Results: Twenty-one participants took part in the meeting, including researchers and clinician researchers (n = 9; 43%), patient partners (n = 3; 14%) and decision makers (n = 2; 10%). A total of 84 ideas were generated. Participants highlighted the need to clarify the purpose of the decision aids, the nature of the problem being addressed and the target population. The tools require sociocultural adaptations, better identification of their target population, better description of head CT utility, advantages and related risks, modification of the visual and written representation of the risk of brain injury and head CT use, and locally adapted, patient follow-up plans.
Conclusions: This study based on a Nominal Group Technique identified several adaptations for two American decision aids about head CT use for mild traumatic brain injury to support their use in Canada's different healthcare, social, cultural and legal context. These adaptations concerned the target users of the decision aids, the information presented, and how the benefits and risks were communicated in the decision aids. Future steps include prototyping the two adapted decision aids, conducting formative evaluations with actual emergency department patients and clinicians, and measuring the impact of the adapted tools on CT scan use.
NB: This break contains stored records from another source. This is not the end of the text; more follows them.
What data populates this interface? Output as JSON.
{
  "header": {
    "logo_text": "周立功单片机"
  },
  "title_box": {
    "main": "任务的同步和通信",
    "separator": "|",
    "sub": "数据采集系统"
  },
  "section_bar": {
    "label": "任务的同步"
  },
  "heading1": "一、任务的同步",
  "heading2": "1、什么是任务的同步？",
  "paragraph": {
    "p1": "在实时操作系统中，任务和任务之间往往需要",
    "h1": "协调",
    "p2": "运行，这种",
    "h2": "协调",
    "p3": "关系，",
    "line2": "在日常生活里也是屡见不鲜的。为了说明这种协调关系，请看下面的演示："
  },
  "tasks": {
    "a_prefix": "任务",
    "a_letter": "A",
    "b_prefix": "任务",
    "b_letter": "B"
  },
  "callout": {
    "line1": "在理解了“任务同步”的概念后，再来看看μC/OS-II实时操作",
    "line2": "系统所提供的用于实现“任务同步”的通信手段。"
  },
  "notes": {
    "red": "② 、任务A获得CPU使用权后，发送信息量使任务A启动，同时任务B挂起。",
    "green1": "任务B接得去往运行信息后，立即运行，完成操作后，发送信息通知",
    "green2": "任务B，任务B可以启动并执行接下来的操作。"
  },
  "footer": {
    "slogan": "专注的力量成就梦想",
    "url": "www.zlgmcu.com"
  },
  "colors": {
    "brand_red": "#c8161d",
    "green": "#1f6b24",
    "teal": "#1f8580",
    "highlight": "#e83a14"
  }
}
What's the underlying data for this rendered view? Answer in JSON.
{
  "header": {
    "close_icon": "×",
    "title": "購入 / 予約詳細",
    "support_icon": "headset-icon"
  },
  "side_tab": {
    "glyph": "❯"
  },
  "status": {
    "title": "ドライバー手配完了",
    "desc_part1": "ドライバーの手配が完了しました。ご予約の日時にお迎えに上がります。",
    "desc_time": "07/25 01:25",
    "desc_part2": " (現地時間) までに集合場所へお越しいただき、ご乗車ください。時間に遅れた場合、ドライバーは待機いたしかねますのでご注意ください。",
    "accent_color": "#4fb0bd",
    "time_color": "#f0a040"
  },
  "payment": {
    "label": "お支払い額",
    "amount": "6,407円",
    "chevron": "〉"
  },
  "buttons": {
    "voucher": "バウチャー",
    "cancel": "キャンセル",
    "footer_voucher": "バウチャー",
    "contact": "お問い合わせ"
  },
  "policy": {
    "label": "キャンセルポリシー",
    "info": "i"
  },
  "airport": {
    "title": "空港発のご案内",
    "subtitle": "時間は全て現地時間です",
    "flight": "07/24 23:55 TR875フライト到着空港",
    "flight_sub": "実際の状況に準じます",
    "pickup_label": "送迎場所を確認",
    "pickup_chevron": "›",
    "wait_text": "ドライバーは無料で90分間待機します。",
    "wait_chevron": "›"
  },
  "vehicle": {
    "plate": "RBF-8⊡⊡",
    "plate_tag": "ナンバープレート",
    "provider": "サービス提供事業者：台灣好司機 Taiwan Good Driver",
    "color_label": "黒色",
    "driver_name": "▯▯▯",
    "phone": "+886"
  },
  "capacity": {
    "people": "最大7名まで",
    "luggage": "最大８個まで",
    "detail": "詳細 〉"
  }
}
A mild traumatic brain injury (also called concussion) can happen when the brain moves around in the skull after an impact to the head. A concussion is not a brain bleed and you cannot see a concussion. Concussions do not show up on a computed tomography (CT) scan. Brain bleeds do. Computed tomography scans are specialised X-ray machines that can detect serious brain injuries. Unfortunately, CT scan use also exposes patients to radiation and a future increased risk of cancer.Shared decision making involves health professionals and patients making decisions together based on the best available evidence, health professionals’ experience, and patients’ values and preferences. Shared decision making improves appropriate diagnostic test use.Two decision aids created in the USA are available to facilitate shared decision making regarding the use of head CT scans for patients with concussion. These decision aids are not fully adapted for use in Canada because the healthcare, social and legal context is different. Our study brought together patients and experts in the field of concussion and shared decision making to analyse these decision aids and propose adaptations that would increase their acceptance in Canadian emergency departments. We used a technique called the Nominal Group Technique to create a consensus about the most important changes to make to both original decision aids. The main adaptations needed for the Canadian context concerned avoiding information about cost and removing any information that does not change clinical management. This project will help us adapt two decision aids for clinical use in Canada and support appropriate CT scan use for patients with concussion.